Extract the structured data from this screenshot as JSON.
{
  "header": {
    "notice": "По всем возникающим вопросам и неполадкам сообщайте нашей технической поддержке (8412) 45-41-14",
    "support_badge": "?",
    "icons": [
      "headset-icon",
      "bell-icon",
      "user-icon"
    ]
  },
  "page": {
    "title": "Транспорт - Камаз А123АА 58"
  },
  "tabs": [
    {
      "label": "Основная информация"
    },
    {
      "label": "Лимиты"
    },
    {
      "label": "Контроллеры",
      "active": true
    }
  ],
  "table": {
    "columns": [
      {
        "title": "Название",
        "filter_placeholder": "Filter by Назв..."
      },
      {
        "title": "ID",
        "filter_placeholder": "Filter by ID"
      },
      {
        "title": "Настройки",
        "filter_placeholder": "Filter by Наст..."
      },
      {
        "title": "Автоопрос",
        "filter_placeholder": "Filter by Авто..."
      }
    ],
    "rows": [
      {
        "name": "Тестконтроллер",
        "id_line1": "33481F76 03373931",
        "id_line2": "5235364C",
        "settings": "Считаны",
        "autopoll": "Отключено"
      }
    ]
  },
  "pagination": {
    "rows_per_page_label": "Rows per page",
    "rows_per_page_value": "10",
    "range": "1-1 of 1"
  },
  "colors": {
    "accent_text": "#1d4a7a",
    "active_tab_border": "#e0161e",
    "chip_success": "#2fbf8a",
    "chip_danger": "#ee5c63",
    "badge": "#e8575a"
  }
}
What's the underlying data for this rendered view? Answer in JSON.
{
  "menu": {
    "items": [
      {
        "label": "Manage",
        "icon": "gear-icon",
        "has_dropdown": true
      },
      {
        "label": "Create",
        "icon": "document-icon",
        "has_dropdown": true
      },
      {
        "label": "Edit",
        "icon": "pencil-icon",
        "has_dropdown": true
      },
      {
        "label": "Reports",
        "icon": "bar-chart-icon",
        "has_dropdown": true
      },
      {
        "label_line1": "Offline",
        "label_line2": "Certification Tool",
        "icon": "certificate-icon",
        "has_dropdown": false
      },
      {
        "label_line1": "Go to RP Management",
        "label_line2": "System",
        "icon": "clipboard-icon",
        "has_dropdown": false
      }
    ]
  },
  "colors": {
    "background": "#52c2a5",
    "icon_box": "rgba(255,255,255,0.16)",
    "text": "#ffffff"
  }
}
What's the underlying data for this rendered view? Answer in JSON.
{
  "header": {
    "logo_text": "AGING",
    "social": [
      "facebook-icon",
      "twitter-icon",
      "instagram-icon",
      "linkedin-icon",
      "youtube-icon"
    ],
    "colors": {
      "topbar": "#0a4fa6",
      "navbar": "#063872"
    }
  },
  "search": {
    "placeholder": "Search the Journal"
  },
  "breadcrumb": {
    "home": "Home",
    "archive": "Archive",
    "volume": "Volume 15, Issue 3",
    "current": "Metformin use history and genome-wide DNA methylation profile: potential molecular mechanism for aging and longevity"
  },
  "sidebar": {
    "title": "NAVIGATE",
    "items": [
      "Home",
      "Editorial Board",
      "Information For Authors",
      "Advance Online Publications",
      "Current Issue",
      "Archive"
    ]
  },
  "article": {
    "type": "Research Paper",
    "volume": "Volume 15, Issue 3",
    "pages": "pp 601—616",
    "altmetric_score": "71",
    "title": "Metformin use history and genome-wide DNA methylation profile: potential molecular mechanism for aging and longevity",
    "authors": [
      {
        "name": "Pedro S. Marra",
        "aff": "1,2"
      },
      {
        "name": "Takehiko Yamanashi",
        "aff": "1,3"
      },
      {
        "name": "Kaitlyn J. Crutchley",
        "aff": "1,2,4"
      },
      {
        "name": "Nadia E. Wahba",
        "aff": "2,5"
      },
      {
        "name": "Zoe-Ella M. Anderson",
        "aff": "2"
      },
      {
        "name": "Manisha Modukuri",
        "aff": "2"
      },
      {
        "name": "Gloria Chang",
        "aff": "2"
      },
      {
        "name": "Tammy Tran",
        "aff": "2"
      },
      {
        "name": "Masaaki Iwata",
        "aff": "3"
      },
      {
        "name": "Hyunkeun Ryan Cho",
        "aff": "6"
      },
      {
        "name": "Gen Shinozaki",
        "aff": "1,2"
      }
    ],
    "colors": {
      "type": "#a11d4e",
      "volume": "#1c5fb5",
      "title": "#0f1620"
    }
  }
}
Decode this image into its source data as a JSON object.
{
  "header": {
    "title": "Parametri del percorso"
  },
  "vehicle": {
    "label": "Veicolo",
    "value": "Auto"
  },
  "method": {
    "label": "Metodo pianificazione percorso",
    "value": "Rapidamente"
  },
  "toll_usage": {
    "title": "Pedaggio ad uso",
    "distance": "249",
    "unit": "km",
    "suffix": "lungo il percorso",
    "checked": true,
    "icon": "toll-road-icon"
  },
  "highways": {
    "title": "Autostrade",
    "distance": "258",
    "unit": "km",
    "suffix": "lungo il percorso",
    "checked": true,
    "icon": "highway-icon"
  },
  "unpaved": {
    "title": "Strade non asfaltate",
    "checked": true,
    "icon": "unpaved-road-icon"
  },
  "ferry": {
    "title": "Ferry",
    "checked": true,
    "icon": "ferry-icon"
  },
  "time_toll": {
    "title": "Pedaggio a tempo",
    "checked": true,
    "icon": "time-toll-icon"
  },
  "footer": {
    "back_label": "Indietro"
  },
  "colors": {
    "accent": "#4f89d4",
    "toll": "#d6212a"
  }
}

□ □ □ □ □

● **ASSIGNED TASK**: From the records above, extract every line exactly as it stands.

● **YOUR SOLUTION**:
Extract the structured data from this screenshot as JSON.
{
  "header": {
    "notice": "По всем возникающим вопросам и неполадкам сообщайте нашей технической поддержке (8412) 45-41-14",
    "support_badge": "?",
    "icons": [
      "headset-icon",
      "bell-icon",
      "user-icon"
    ]
  },
  "page": {
    "title": "Транспорт - Камаз А123АА 58"
  },
  "tabs": [
    {
      "label": "Основная информация"
    },
    {
      "label": "Лимиты"
    },
    {
      "label": "Контроллеры",
      "active": true
    }
  ],
  "table": {
    "columns": [
      {
        "title": "Название",
        "filter_placeholder": "Filter by Назв..."
      },
      {
        "title": "ID",
        "filter_placeholder": "Filter by ID"
      },
      {
        "title": "Настройки",
        "filter_placeholder": "Filter by Наст..."
      },
      {
        "title": "Автоопрос",
        "filter_placeholder": "Filter by Авто..."
      }
    ],
    "rows": [
      {
        "name": "Тестконтроллер",
        "id_line1": "33481F76 03373931",
        "id_line2": "5235364C",
        "settings": "Считаны",
        "autopoll": "Отключено"
      }
    ]
  },
  "pagination": {
    "rows_per_page_label": "Rows per page",
    "rows_per_page_value": "10",
    "range": "1-1 of 1"
  },
  "colors": {
    "accent_text": "#1d4a7a",
    "active_tab_border": "#e0161e",
    "chip_success": "#2fbf8a",
    "chip_danger": "#ee5c63",
    "badge": "#e8575a"
  }
}
What's the underlying data for this rendered view? Answer in JSON.
{
  "menu": {
    "items": [
      {
        "label": "Manage",
        "icon": "gear-icon",
        "has_dropdown": true
      },
      {
        "label": "Create",
        "icon": "document-icon",
        "has_dropdown": true
      },
      {
        "label": "Edit",
        "icon": "pencil-icon",
        "has_dropdown": true
      },
      {
        "label": "Reports",
        "icon": "bar-chart-icon",
        "has_dropdown": true
      },
      {
        "label_line1": "Offline",
        "label_line2": "Certification Tool",
        "icon": "certificate-icon",
        "has_dropdown": false
      },
      {
        "label_line1": "Go to RP Management",
        "label_line2": "System",
        "icon": "clipboard-icon",
        "has_dropdown": false
      }
    ]
  },
  "colors": {
    "background": "#52c2a5",
    "icon_box": "rgba(255,255,255,0.16)",
    "text": "#ffffff"
  }
}
What's the underlying data for this rendered view? Answer in JSON.
{
  "header": {
    "logo_text": "AGING",
    "social": [
      "facebook-icon",
      "twitter-icon",
      "instagram-icon",
      "linkedin-icon",
      "youtube-icon"
    ],
    "colors": {
      "topbar": "#0a4fa6",
      "navbar": "#063872"
    }
  },
  "search": {
    "placeholder": "Search the Journal"
  },
  "breadcrumb": {
    "home": "Home",
    "archive": "Archive",
    "volume": "Volume 15, Issue 3",
    "current": "Metformin use history and genome-wide DNA methylation profile: potential molecular mechanism for aging and longevity"
  },
  "sidebar": {
    "title": "NAVIGATE",
    "items": [
      "Home",
      "Editorial Board",
      "Information For Authors",
      "Advance Online Publications",
      "Current Issue",
      "Archive"
    ]
  },
  "article": {
    "type": "Research Paper",
    "volume": "Volume 15, Issue 3",
    "pages": "pp 601—616",
    "altmetric_score": "71",
    "title": "Metformin use history and genome-wide DNA methylation profile: potential molecular mechanism for aging and longevity",
    "authors": [
      {
        "name": "Pedro S. Marra",
        "aff": "1,2"
      },
      {
        "name": "Takehiko Yamanashi",
        "aff": "1,3"
      },
      {
        "name": "Kaitlyn J. Crutchley",
        "aff": "1,2,4"
      },
      {
        "name": "Nadia E. Wahba",
        "aff": "2,5"
      },
      {
        "name": "Zoe-Ella M. Anderson",
        "aff": "2"
      },
      {
        "name": "Manisha Modukuri",
        "aff": "2"
      },
      {
        "name": "Gloria Chang",
        "aff": "2"
      },
      {
        "name": "Tammy Tran",
        "aff": "2"
      },
      {
        "name": "Masaaki Iwata",
        "aff": "3"
      },
      {
        "name": "Hyunkeun Ryan Cho",
        "aff": "6"
      },
      {
        "name": "Gen Shinozaki",
        "aff": "1,2"
      }
    ],
    "colors": {
      "type": "#a11d4e",
      "volume": "#1c5fb5",
      "title": "#0f1620"
    }
  }
}
Decode this image into its source data as a JSON object.
{
  "header": {
    "title": "Parametri del percorso"
  },
  "vehicle": {
    "label": "Veicolo",
    "value": "Auto"
  },
  "method": {
    "label": "Metodo pianificazione percorso",
    "value": "Rapidamente"
  },
  "toll_usage": {
    "title": "Pedaggio ad uso",
    "distance": "249",
    "unit": "km",
    "suffix": "lungo il percorso",
    "checked": true,
    "icon": "toll-road-icon"
  },
  "highways": {
    "title": "Autostrade",
    "distance": "258",
    "unit": "km",
    "suffix": "lungo il percorso",
    "checked": true,
    "icon": "highway-icon"
  },
  "unpaved": {
    "title": "Strade non asfaltate",
    "checked": true,
    "icon": "unpaved-road-icon"
  },
  "ferry": {
    "title": "Ferry",
    "checked": true,
    "icon": "ferry-icon"
  },
  "time_toll": {
    "title": "Pedaggio a tempo",
    "checked": true,
    "icon": "time-toll-icon"
  },
  "footer": {
    "back_label": "Indietro"
  },
  "colors": {
    "accent": "#4f89d4",
    "toll": "#d6212a"
  }
}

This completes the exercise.